People who were assigned male at birth but identify and live as a woman may use this term to describe themselves. They may shorten to trans woman. (Note: trans woman, not “transwoman.”) Some may also use MTF, an abbreviation for male-to-female. Some may prefer to simply be called women, without any modifier. It is best to ask which term an individual prefers.
Altering one’s birth sex is not a one-step procedure; it is a complex process that occurs over a long period of time. The exact steps involved in transition vary from person to person. Avoid the phrase “sex change.”
Language to avoid
Offensive: “homosexual” (n. or adj.)
Preferred: “gay” (adj.); “gay man” or “lesbian” (n.); “gay person/people”
Please use gay or lesbian to describe people attracted to members of the same sex. Because of the clinical history of the word “homosexual,” it is aggressively used by anti-gay extremists to suggest that gay people are somehow diseased or psychologically/emotionally disordered – notions discredited by the American Psychological Association and the American Psychiatric Association in the 1970s.
Offensive: “sexual preference”
Preferred: “sexual orientation” or “orientation”
The term “sexual preference” is typically used to suggest that being lesbian, gay or bisexual is a choice and therefore can and should be “cured.” Sexual orientation is the accurate description of an individual’s enduring physical, romantic and/or emotional attraction to members of the same and/or opposite sex and is inclusive of lesbians, gay men, bisexuals, as well as straight men and women
Offensive: “gay lifestyle” or “homosexual lifestyle”
Preferred: “gay lives,” “gay and lesbian lives”
There is no single lesbian, gay or bisexual lifestyle. Lesbians, gay men and bisexuals are diverse in the ways they lead their lives.

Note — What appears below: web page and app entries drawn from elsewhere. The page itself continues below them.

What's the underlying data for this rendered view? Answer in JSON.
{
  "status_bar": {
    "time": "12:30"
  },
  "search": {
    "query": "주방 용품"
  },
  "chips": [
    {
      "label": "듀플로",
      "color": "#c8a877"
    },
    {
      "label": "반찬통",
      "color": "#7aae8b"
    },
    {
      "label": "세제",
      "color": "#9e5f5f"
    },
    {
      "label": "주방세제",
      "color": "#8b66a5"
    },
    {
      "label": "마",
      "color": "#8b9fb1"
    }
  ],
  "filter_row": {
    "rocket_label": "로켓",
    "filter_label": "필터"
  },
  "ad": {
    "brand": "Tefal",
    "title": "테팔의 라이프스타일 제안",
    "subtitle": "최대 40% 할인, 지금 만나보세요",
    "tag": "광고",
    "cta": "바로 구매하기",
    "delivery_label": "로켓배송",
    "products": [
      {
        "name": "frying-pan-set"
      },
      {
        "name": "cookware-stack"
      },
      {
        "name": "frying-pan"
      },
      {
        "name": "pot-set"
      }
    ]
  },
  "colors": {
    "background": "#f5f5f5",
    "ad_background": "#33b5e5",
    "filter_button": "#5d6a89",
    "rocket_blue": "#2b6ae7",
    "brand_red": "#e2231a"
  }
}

The phrase “gay lifestyle” is used to denigrate lesbians, gay men, and bisexuals suggesting that their orientation is a choice and therefore can and should be “cured”
Offensive: “gay agenda” or “homosexual agenda”
Preferred: Accurate descriptions of the issues (e.g., “inclusion in existing non-discrimination and hate crimes laws,” “ending the ban on transgender service members”)
Lesbian, gay, bisexual, and transgender people are motivated by the same hopes, concerns and desires as other everyday Americans. They seek to be able to earn a living, be safe in their communities, serve their country, and take care of the ones they love. Their commitment to equality is one they share with many allies and advocates who are not LGBTQ. Notions of a so-called “homosexual agenda” are rhetorical inventions of anti-gay extremists seeking to create a climate of fear by portraying the pursuit of equal opportunity for LGBTQ people as sinister
Offensive: “special rights”
Preferred: “equal rights” or “equal protection”
Anti-gay extremists frequently characterize equal protection of the law for lesbian, gay, bisexual and transgender people as “special rights” to incite opposition to such things as relationship recognition and inclusive non-discrimination laws
Offensive: “transgenders,” “a transgender”, “transgendered”
Preferred: transgender, transgender people, a transgender person
Transgender should be used as an adjective, not as a noun. Do not say, “Tony is a transgender,” or “The parade included many transgenders.” Instead say, “Tony is a transgender man,” or “The parade included many transgender people.”
Offensive: “sex change,” “pre-operative,” “post-operative”
Referring to a “sex-change operation,” or using terms such as “pre-operative” or “post-operative,” inaccurately suggests that one must have surgery in order to transition. Avoid overemphasizing surgery when discussing transgender people or the process of transition.
Have questions or wish to engage in conversation? Please contact us.
- Nanette Pitt, Senior Minister, First Congregational Church of Akron